Author’s Note: I wrote this story for a darling friend, inspired by a simply ethereal picture taken of her. Elen verch Phellip is one of my dearest friends and a consummate inspiration to me. This piece was intended to do her as much honor as may be, for all the love, kindness, and heart-good she has given me.
It was a beautiful night. The Caernarfon half-moon was bright, clouds nowhere to be seen, and the spring stars were scattered out and bright, like silvered chalk against a black cat’s coat. In the light from the house doorway, one could see her, outlined in nighttime shadow as she stacked pieces of wood in her bucket. Her long hair, left loose to be lifted in cafuné by the wind, caught the light and one could almost believe it to be living fire breathed from the throat of the red dragon of Wales itself. When seen by daylight, her fiery red hair set off her woodbine skin and bright eyes, an ethereal combination that caused many of the children in the village to whisper that she was fey-touched and hang about her apron asking for wishes.
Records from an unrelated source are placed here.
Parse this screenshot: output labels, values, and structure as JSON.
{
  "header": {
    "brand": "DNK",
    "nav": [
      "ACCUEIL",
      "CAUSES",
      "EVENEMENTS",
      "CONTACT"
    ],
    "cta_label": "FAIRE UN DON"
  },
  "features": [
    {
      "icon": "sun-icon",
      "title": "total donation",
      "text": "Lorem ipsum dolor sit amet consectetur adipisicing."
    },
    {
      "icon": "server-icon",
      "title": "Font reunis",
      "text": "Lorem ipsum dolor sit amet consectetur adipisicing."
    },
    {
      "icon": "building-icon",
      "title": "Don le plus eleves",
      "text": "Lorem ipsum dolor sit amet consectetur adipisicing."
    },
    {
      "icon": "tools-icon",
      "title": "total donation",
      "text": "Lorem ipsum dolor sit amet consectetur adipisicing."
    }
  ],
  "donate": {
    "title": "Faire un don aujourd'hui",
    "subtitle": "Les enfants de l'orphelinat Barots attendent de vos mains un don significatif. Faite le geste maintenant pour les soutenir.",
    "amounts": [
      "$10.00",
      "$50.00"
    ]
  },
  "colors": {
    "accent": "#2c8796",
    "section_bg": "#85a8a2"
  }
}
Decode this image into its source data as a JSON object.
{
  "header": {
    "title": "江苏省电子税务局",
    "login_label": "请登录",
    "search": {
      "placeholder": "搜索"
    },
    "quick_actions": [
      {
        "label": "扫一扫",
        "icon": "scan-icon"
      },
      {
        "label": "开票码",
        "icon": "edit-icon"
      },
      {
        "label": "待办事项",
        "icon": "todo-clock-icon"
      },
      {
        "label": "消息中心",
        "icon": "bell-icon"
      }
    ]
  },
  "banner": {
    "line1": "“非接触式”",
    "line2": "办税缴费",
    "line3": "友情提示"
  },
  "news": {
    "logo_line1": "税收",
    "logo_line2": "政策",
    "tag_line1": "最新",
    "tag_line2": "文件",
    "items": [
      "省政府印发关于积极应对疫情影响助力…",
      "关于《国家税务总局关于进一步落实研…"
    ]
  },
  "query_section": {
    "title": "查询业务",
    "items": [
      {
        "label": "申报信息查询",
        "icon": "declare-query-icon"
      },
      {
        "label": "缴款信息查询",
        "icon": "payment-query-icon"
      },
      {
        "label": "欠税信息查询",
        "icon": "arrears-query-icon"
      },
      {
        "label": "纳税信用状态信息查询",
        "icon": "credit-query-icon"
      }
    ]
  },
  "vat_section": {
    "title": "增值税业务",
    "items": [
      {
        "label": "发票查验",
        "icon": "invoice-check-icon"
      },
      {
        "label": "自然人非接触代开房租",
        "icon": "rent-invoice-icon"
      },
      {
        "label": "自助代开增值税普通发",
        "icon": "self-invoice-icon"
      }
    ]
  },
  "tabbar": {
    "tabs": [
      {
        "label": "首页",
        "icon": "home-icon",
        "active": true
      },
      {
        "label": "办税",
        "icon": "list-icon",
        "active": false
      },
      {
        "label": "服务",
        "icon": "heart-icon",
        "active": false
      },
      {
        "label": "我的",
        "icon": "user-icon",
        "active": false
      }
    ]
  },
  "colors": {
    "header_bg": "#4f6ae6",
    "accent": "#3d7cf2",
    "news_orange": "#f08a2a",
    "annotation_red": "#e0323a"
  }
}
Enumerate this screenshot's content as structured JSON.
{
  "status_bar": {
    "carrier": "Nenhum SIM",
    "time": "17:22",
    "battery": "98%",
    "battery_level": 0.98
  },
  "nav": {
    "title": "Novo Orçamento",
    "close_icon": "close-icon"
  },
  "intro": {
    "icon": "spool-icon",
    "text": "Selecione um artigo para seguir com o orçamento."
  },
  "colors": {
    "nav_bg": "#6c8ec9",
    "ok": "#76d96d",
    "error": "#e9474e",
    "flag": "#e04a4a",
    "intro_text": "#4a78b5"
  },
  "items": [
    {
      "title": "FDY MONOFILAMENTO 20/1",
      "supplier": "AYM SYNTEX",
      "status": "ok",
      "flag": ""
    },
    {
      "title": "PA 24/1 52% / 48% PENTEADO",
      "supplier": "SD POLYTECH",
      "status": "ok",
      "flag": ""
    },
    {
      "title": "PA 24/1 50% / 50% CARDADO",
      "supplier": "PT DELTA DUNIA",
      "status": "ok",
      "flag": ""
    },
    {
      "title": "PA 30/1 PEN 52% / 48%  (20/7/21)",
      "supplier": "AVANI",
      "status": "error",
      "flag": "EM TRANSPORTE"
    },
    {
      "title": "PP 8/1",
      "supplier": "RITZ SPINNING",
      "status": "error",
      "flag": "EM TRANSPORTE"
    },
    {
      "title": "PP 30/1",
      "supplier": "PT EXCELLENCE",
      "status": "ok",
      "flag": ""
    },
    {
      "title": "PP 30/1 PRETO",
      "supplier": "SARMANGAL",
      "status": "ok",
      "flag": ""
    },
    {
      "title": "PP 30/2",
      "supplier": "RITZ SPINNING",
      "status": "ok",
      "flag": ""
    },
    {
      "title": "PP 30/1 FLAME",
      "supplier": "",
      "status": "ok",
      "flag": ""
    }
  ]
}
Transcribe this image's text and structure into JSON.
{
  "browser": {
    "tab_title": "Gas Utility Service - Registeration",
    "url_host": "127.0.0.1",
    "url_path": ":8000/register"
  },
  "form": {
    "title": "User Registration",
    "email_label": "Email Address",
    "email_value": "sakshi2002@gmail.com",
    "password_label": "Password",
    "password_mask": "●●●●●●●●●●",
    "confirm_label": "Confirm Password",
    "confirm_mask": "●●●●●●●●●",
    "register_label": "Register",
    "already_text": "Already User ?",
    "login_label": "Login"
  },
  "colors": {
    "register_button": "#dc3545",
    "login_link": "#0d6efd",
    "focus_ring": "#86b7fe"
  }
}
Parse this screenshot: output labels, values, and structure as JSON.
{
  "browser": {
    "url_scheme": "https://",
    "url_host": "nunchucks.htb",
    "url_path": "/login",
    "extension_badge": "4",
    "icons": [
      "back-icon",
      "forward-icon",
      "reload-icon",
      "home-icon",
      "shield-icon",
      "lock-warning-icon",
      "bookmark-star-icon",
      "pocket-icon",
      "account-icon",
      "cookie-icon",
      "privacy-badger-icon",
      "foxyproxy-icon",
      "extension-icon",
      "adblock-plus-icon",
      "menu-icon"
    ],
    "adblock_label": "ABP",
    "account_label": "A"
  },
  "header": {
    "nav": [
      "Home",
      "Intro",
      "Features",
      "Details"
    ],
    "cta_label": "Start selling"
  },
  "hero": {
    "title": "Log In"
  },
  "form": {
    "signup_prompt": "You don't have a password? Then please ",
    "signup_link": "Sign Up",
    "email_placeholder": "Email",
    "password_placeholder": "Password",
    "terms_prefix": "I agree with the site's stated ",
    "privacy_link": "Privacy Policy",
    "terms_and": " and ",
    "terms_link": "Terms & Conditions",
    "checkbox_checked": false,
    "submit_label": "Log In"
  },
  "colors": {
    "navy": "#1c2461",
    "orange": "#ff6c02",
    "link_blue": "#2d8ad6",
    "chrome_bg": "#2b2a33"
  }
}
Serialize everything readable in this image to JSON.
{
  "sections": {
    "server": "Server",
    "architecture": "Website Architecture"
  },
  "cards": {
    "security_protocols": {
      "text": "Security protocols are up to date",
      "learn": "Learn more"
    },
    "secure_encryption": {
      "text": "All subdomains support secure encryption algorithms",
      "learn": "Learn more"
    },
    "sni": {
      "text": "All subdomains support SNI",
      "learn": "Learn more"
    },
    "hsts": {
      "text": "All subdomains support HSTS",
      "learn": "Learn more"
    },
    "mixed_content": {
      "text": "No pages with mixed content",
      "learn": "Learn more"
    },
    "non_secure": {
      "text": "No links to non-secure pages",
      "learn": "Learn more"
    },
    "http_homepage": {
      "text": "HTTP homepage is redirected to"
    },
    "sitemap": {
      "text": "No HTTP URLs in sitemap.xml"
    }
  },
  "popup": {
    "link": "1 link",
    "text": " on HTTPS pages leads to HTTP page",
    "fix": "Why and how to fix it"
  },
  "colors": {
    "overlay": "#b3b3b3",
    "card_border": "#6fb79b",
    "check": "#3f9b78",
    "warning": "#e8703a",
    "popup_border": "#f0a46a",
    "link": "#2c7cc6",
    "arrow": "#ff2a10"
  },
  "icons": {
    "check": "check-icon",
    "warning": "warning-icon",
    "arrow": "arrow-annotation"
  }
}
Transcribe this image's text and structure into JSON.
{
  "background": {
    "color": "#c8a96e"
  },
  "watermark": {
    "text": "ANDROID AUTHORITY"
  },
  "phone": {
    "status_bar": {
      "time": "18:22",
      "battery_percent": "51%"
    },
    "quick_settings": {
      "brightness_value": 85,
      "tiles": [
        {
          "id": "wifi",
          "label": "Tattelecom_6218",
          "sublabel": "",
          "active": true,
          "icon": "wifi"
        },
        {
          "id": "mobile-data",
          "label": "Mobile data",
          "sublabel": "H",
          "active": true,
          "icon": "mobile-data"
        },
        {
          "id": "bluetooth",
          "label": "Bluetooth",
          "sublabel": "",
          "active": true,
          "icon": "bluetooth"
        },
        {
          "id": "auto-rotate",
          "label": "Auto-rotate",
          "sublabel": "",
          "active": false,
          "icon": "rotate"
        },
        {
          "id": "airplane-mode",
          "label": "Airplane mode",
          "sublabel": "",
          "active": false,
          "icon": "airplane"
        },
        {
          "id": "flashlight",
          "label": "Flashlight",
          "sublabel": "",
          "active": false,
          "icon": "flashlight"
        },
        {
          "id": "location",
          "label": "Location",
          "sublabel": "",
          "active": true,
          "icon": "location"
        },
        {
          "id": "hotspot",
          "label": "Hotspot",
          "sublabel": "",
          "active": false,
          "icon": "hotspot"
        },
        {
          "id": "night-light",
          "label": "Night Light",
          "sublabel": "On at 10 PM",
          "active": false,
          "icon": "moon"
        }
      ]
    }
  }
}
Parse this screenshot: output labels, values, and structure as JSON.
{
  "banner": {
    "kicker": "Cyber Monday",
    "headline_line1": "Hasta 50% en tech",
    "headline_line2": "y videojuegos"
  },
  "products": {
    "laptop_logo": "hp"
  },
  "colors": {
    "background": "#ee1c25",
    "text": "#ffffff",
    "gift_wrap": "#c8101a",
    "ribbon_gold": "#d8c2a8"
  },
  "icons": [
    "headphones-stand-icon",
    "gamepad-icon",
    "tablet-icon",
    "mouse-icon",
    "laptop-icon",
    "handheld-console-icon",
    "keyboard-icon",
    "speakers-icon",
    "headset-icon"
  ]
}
She would merely smile, sometimes benevolently and sometimes wryly, and remind the children that the Tylwyth Teg were often far more interested in taking little ones for changelings than granting wishes. So they had best mind their manners to all, for you never know who is simply mortal and who might be fey in disguise, the cunning in her smile sometimes sending them scattering with a chorus of giggling squeals and screams.
She was a woman most capable. She took no rubbish from anyone, gaffer or matron, master or maid, and those who would dare try would often find themselves in a battle of wit and fierceness and woefully unarmed. Sometimes mothers sent their girls to her to learn particular skills which had perhaps gone to grass in their line, bringing a new layer of life to busy hands and quick minds.
The men called her a mage. The women, more correctly, called her a Firebringer. Not just physical fire but the metaphysical. The fire that burned within, lit in your soul upon the day of your birth. She was the one you called to rekindle your spirit. No one rightly knew just how it was accomplished or even recalled specifics when all was said and done. Women would remember that she came and sat with them and had a cup of tea or brought some of her dandelion jam of an afternoon. Men would recollect her skilled hand threshing and sifting the chaff from the wheat alongside them for a day. More than that, though, one never seemed able to educe. All they knew was that she was able to spark that light of life within again, even if that spark were just enough to get them through the next struggle. And, sometimes, that was all that was needed.
Tanwen, they called her. Fire. A given name, a gifted name for the woman who shared her gifts.